Ganley’s suggestions remind us of the distant days when we joined the EEC. This should inspire widespread hesitation over the course we are now on. He suggests regulating and purging financial institutions that are the holes through which vast amounts of money are draining away under EU leadership protection. State debts, he believes, should be federalized under an EU federal government. The present approach is un-monitored and authoritarian as well as being based on austerity. And it is creating the unworkable disparities between the strong economies and the weak ones, with Greece on the further edge of this frozen situation.

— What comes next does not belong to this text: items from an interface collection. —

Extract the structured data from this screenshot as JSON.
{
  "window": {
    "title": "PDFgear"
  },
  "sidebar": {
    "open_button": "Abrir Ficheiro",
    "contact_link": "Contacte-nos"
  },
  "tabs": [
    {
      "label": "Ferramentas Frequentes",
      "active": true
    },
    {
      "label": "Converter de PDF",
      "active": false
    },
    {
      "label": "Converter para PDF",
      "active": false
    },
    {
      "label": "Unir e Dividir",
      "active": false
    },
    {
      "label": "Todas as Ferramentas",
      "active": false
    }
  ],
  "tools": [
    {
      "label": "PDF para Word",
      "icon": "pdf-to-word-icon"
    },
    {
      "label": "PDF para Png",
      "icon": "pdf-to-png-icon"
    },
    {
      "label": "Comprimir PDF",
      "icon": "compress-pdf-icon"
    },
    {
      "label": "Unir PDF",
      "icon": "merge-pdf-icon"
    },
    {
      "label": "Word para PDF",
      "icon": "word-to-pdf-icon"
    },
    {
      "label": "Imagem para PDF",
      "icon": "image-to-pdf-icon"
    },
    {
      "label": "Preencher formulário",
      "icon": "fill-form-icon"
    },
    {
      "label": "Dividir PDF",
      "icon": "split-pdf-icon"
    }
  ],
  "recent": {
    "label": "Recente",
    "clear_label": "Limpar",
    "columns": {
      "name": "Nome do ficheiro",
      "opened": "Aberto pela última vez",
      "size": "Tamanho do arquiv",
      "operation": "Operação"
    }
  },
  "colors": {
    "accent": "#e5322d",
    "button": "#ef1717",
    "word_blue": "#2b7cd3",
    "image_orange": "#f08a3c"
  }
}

Ganley’s belief, in which I share, includes the issuing of a European Union bond to finance the needs of a new Federal Union government as well as individual states.
Member states will be free to borrow directly from the markets on the understanding that they could be forced into bankruptcy, full losses incurred by lenders, if they fail to meet repayment terms.

He also proposes the key objective of creating a workable democracy in Europe – at present it has none at all – by merging the two positions of president of the European Commission and president of the European Council into one office-holder directly elected. This president would serve for one six-year-term only, and would be chief executive in the same manner as the president of the United States.

The EU Commission, which has failed to govern or safeguard, would become the servant of the executive arm, its members nominated by the democratically elected president, and ratified by a new upper house of the European Parliament.

‘We are now,’ Ganley says, ‘in the midst of the modern historic era's third attempt to unite Europe, Napoleon being the first, and Hitler being the second. This latest attempt, for the first time founded to achieve noble and peaceful aims, should be given the chance to succeed but only on condition that it subjects itself now to democratic accountability, lest it depart on a road to something far less bearable.’

That is why we should be voting No in a fortnight’s time, so that we can retain a more powerful voice instead of becoming no more than carriers of a begging bowl.